My standard parable on minimum wage increases: a young person looks at the wall of adulthood in front of him/her. On the other side are organized gardens and abundance, self-esteem and recognition. A ladder stands in front of the wall. The young person is about to start the climb, when an officious person comes along, cuts the first few rungs off the ladder, and says, “There! Now you will get paid more even though you have no experience and no one knows what kind of worker you’ll be.”
The minimum wage started as a tool to keep down competition, to keep poor people from undercutting pay rates. Of a piece with the same era’s unions and guilds that prevented black people from working in many occupations.
The ultimate fix for all the rent-seeking efforts is an amendment adding freedom of contract to the Bill of Rights, which is unlikely to happen soon. The public favor for such micromanagement comes from cartoon views of villainous employers (and landlords and businesses, etc) as the only game in town. Virtually no one lives in one-employer, one-landlord towns — choice is everywhere. Finding new work for the large number of people displaced by automation and competition goes a lot more smoothly in a free and flexible labor market. Maybe the economy has to collapse under the weight of regulation before the cartoon view is overthrown?
This post was motivated by this post at Sarah Hoyt’s site, which is a good read.
Death by HR: How Affirmative Action Cripples Organizations
[From Death by HR: How Affirmative Action Cripples Organizations, available now in Kindle and trade paperback.]
The first review is in: by Elmer T. Jones, author of The Employment Game. Here’s the condensed version; view the entire review here.
Corporate HR Scrambles to Halt Publication of “Death by HR”

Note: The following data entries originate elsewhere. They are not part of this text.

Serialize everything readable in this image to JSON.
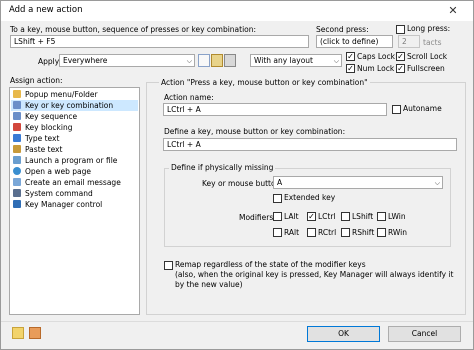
{
  "window": {
    "title": "Add a new action",
    "close_glyph": "✕"
  },
  "trigger": {
    "label": "To a key, mouse button, sequence of presses or key combination:",
    "value": "LShift + F5"
  },
  "second_press": {
    "label": "Second press:",
    "value": "(click to define)"
  },
  "long_press": {
    "label": "Long press:",
    "value": "2",
    "unit": "tacts",
    "checked": false
  },
  "apply": {
    "label": "Apply",
    "value": "Everywhere",
    "layout_value": "With any layout"
  },
  "locks": {
    "caps_lock": {
      "label": "Caps Lock",
      "checked": true
    },
    "scroll_lock": {
      "label": "Scroll Lock",
      "checked": true
    },
    "num_lock": {
      "label": "Num Lock",
      "checked": true
    },
    "fullscreen": {
      "label": "Fullscreen",
      "checked": true
    }
  },
  "assign": {
    "label": "Assign action:",
    "items": [
      {
        "label": "Popup menu/Folder",
        "icon_color": "#e8b84a"
      },
      {
        "label": "Key or key combination",
        "icon_color": "#6b8fc9"
      },
      {
        "label": "Key sequence",
        "icon_color": "#6b8fc9"
      },
      {
        "label": "Key blocking",
        "icon_color": "#d2473c"
      },
      {
        "label": "Type text",
        "icon_color": "#3a7bd5"
      },
      {
        "label": "Paste text",
        "icon_color": "#c89a3a"
      },
      {
        "label": "Launch a program or file",
        "icon_color": "#6a9ecf"
      },
      {
        "label": "Open a web page",
        "icon_color": "#3a8ed0"
      },
      {
        "label": "Create an email message",
        "icon_color": "#7aa7d8"
      },
      {
        "label": "System command",
        "icon_color": "#5a6f8f"
      },
      {
        "label": "Key Manager control",
        "icon_color": "#2f6db5"
      }
    ]
  },
  "action_panel": {
    "header": "Action \"Press a key, mouse button or key combination\"",
    "name_label": "Action name:",
    "name_value": "LCtrl + A",
    "autoname_label": "Autoname",
    "autoname_checked": false,
    "define_label": "Define a key, mouse button or key combination:",
    "define_value": "LCtrl + A",
    "missing_group": "Define if physically missing",
    "key_label": "Key or mouse button",
    "key_value": "A",
    "extended_label": "Extended key",
    "modifiers_label": "Modifiers",
    "modifiers": [
      {
        "label": "LAlt",
        "checked": false
      },
      {
        "label": "LCtrl",
        "checked": true
      },
      {
        "label": "LShift",
        "checked": false
      },
      {
        "label": "LWin",
        "checked": false
      },
      {
        "label": "RAlt",
        "checked": false
      },
      {
        "label": "RCtrl",
        "checked": false
      },
      {
        "label": "RShift",
        "checked": false
      },
      {
        "label": "RWin",
        "checked": false
      }
    ],
    "remap_label": "Remap regardless of the state of the modifier keys",
    "remap_note": "(also, when the original key is pressed, Key Manager will always identify it by the new value)",
    "remap_checked": false
  },
  "footer": {
    "ok_label": "OK",
    "cancel_label": "Cancel"
  }
}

Nobody gets a job through HR. The purpose of HR is to protect their parent organization against lawsuits for running afoul of the government’s diversity extortion bureaus. HR kills companies by blanketing industry with onerous gender and race labor compliance rules and forcing companies to hire useless HR staff to process the associated paperwork… a tour de force… carefully explains to CEOs how HR poisons their companies and what steps they may take to marginalize this threat… It is time to turn the tide against this madness, and Death by HR is an important research tool… All CEOs should read this book. If you are a mere worker drone but care about your company, you should forward an anonymous copy to him.